### TRY IT
Copy all entries without alteration and skip the pictures they hold.
***** RECORDS
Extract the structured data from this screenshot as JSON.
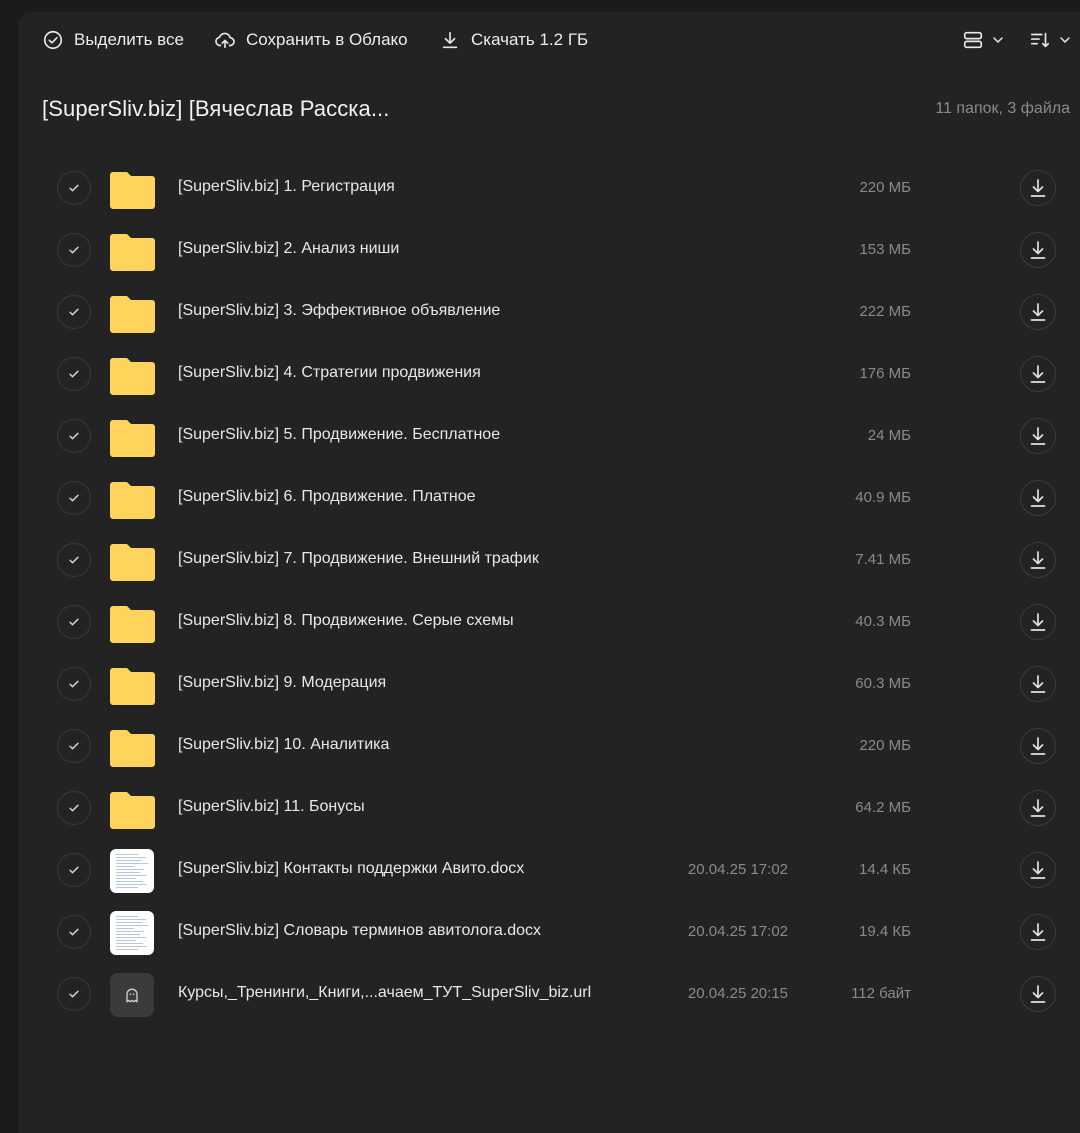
{
  "toolbar": {
    "select_all": "Выделить все",
    "save_cloud": "Сохранить в Облако",
    "download": "Скачать 1.2 ГБ"
  },
  "header": {
    "title": "[SuperSliv.biz] [Вячеслав Расска...",
    "count": "11 папок, 3 файла"
  },
  "colors": {
    "folder": "#fed45c",
    "panel": "#232323",
    "background": "#1b1b1b"
  },
  "items": [
    {
      "type": "folder",
      "name": "[SuperSliv.biz] 1. Регистрация",
      "date": "",
      "size": "220 МБ"
    },
    {
      "type": "folder",
      "name": "[SuperSliv.biz] 2. Анализ ниши",
      "date": "",
      "size": "153 МБ"
    },
    {
      "type": "folder",
      "name": "[SuperSliv.biz] 3. Эффективное объявление",
      "date": "",
      "size": "222 МБ"
    },
    {
      "type": "folder",
      "name": "[SuperSliv.biz] 4. Стратегии продвижения",
      "date": "",
      "size": "176 МБ"
    },
    {
      "type": "folder",
      "name": "[SuperSliv.biz] 5. Продвижение. Бесплатное",
      "date": "",
      "size": "24 МБ"
    },
    {
      "type": "folder",
      "name": "[SuperSliv.biz] 6. Продвижение. Платное",
      "date": "",
      "size": "40.9 МБ"
    },
    {
      "type": "folder",
      "name": "[SuperSliv.biz] 7. Продвижение. Внешний трафик",
      "date": "",
      "size": "7.41 МБ"
    },
    {
      "type": "folder",
      "name": "[SuperSliv.biz] 8. Продвижение. Серые схемы",
      "date": "",
      "size": "40.3 МБ"
    },
    {
      "type": "folder",
      "name": "[SuperSliv.biz] 9. Модерация",
      "date": "",
      "size": "60.3 МБ"
    },
    {
      "type": "folder",
      "name": "[SuperSliv.biz] 10. Аналитика",
      "date": "",
      "size": "220 МБ"
    },
    {
      "type": "folder",
      "name": "[SuperSliv.biz] 11. Бонусы",
      "date": "",
      "size": "64.2 МБ"
    },
    {
      "type": "doc",
      "name": "[SuperSliv.biz] Контакты поддержки Авито.docx",
      "date": "20.04.25 17:02",
      "size": "14.4 КБ"
    },
    {
      "type": "doc",
      "name": "[SuperSliv.biz] Словарь терминов авитолога.docx",
      "date": "20.04.25 17:02",
      "size": "19.4 КБ"
    },
    {
      "type": "url",
      "name": "Курсы,_Тренинги,_Книги,...ачаем_ТУТ_SuperSliv_biz.url",
      "date": "20.04.25 20:15",
      "size": "112 байт"
    }
  ]
}
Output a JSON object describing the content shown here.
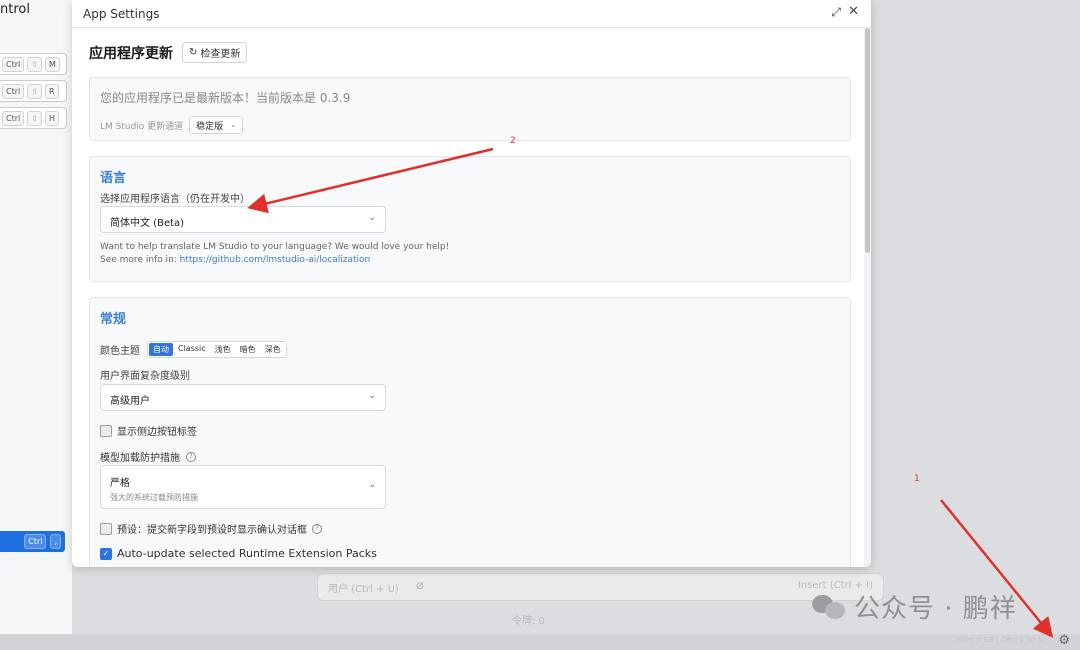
{
  "background": {
    "left_title": "ntrol",
    "shortcuts": [
      {
        "keys": [
          "Ctrl",
          "⇧",
          "M"
        ]
      },
      {
        "keys": [
          "Ctrl",
          "⇧",
          "R"
        ]
      },
      {
        "keys": [
          "Ctrl",
          "⇧",
          "H"
        ]
      }
    ],
    "active_shortcut": {
      "keys": [
        "Ctrl",
        ","
      ]
    },
    "input_placeholder": "用户 (Ctrl + U)",
    "insert_label": "Insert (Ctrl + I)",
    "token_count": "令牌: 0",
    "status_text": "RAM: 0 GB | CPU: 0.00 %",
    "watermark": "公众号 · 鹏祥"
  },
  "dialog": {
    "title": "App Settings",
    "update": {
      "heading": "应用程序更新",
      "check_button": "检查更新",
      "latest_text": "您的应用程序已是最新版本！当前版本是 0.3.9",
      "channel_label": "LM Studio 更新通道",
      "channel_value": "稳定版"
    },
    "language": {
      "title": "语言",
      "label": "选择应用程序语言（仍在开发中）",
      "value": "简体中文 (Beta)",
      "help_line1": "Want to help translate LM Studio to your language? We would love your help!",
      "help_prefix": "See more info in: ",
      "help_link": "https://github.com/lmstudio-ai/localization"
    },
    "general": {
      "title": "常规",
      "theme_label": "颜色主题",
      "themes": [
        "自动",
        "Classic",
        "浅色",
        "暗色",
        "深色"
      ],
      "complexity_label": "用户界面复杂度级别",
      "complexity_value": "高级用户",
      "sidebar_labels": "显示侧边按钮标签",
      "guard_label": "模型加载防护措施",
      "guard_value": "严格",
      "guard_sub": "强大的系统过载预防措施",
      "preset_confirm": "预设：提交新字段到预设时显示确认对话框",
      "auto_update": "Auto-update selected Runtime Extension Packs"
    }
  },
  "annotations": {
    "arrow1": "1",
    "arrow2": "2",
    "color": "#e0302c"
  }
}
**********
### WRITTEN ANSWER
Extract the structured data from this screenshot as JSON.
{
  "toolbar": {
    "select_all": "Выделить все",
    "save_cloud": "Сохранить в Облако",
    "download": "Скачать 1.2 ГБ"
  },
  "header": {
    "title": "[SuperSliv.biz] [Вячеслав Расска...",
    "count": "11 папок, 3 файла"
  },
  "colors": {
    "folder": "#fed45c",
    "panel": "#232323",
    "background": "#1b1b1b"
  },
  "items": [
    {
      "type": "folder",
      "name": "[SuperSliv.biz] 1. Регистрация",
      "date": "",
      "size": "220 МБ"
    },
    {
      "type": "folder",
      "name": "[SuperSliv.biz] 2. Анализ ниши",
      "date": "",
      "size": "153 МБ"
    },
    {
      "type": "folder",
      "name": "[SuperSliv.biz] 3. Эффективное объявление",
      "date": "",
      "size": "222 МБ"
    },
    {
      "type": "folder",
      "name": "[SuperSliv.biz] 4. Стратегии продвижения",
      "date": "",
      "size": "176 МБ"
    },
    {
      "type": "folder",
      "name": "[SuperSliv.biz] 5. Продвижение. Бесплатное",
      "date": "",
      "size": "24 МБ"
    },
    {
      "type": "folder",
      "name": "[SuperSliv.biz] 6. Продвижение. Платное",
      "date": "",
      "size": "40.9 МБ"
    },
    {
      "type": "folder",
      "name": "[SuperSliv.biz] 7. Продвижение. Внешний трафик",
      "date": "",
      "size": "7.41 МБ"
    },
    {
      "type": "folder",
      "name": "[SuperSliv.biz] 8. Продвижение. Серые схемы",
      "date": "",
      "size": "40.3 МБ"
    },
    {
      "type": "folder",
      "name": "[SuperSliv.biz] 9. Модерация",
      "date": "",
      "size": "60.3 МБ"
    },
    {
      "type": "folder",
      "name": "[SuperSliv.biz] 10. Аналитика",
      "date": "",
      "size": "220 МБ"
    },
    {
      "type": "folder",
      "name": "[SuperSliv.biz] 11. Бонусы",
      "date": "",
      "size": "64.2 МБ"
    },
    {
      "type": "doc",
      "name": "[SuperSliv.biz] Контакты поддержки Авито.docx",
      "date": "20.04.25 17:02",
      "size": "14.4 КБ"
    },
    {
      "type": "doc",
      "name": "[SuperSliv.biz] Словарь терминов авитолога.docx",
      "date": "20.04.25 17:02",
      "size": "19.4 КБ"
    },
    {
      "type": "url",
      "name": "Курсы,_Тренинги,_Книги,...ачаем_ТУТ_SuperSliv_biz.url",
      "date": "20.04.25 20:15",
      "size": "112 байт"
    }
  ]
}
Output a JSON object describing the content shown here.
{
  "background": {
    "left_title": "ntrol",
    "shortcuts": [
      {
        "keys": [
          "Ctrl",
          "⇧",
          "M"
        ]
      },
      {
        "keys": [
          "Ctrl",
          "⇧",
          "R"
        ]
      },
      {
        "keys": [
          "Ctrl",
          "⇧",
          "H"
        ]
      }
    ],
    "active_shortcut": {
      "keys": [
        "Ctrl",
        ","
      ]
    },
    "input_placeholder": "用户 (Ctrl + U)",
    "insert_label": "Insert (Ctrl + I)",
    "token_count": "令牌: 0",
    "status_text": "RAM: 0 GB | CPU: 0.00 %",
    "watermark": "公众号 · 鹏祥"
  },
  "dialog": {
    "title": "App Settings",
    "update": {
      "heading": "应用程序更新",
      "check_button": "检查更新",
      "latest_text": "您的应用程序已是最新版本！当前版本是 0.3.9",
      "channel_label": "LM Studio 更新通道",
      "channel_value": "稳定版"
    },
    "language": {
      "title": "语言",
      "label": "选择应用程序语言（仍在开发中）",
      "value": "简体中文 (Beta)",
      "help_line1": "Want to help translate LM Studio to your language? We would love your help!",
      "help_prefix": "See more info in: ",
      "help_link": "https://github.com/lmstudio-ai/localization"
    },
    "general": {
      "title": "常规",
      "theme_label": "颜色主题",
      "themes": [
        "自动",
        "Classic",
        "浅色",
        "暗色",
        "深色"
      ],
      "complexity_label": "用户界面复杂度级别",
      "complexity_value": "高级用户",
      "sidebar_labels": "显示侧边按钮标签",
      "guard_label": "模型加载防护措施",
      "guard_value": "严格",
      "guard_sub": "强大的系统过载预防措施",
      "preset_confirm": "预设：提交新字段到预设时显示确认对话框",
      "auto_update": "Auto-update selected Runtime Extension Packs"
    }
  },
  "annotations": {
    "arrow1": "1",
    "arrow2": "2",
    "color": "#e0302c"
  }
}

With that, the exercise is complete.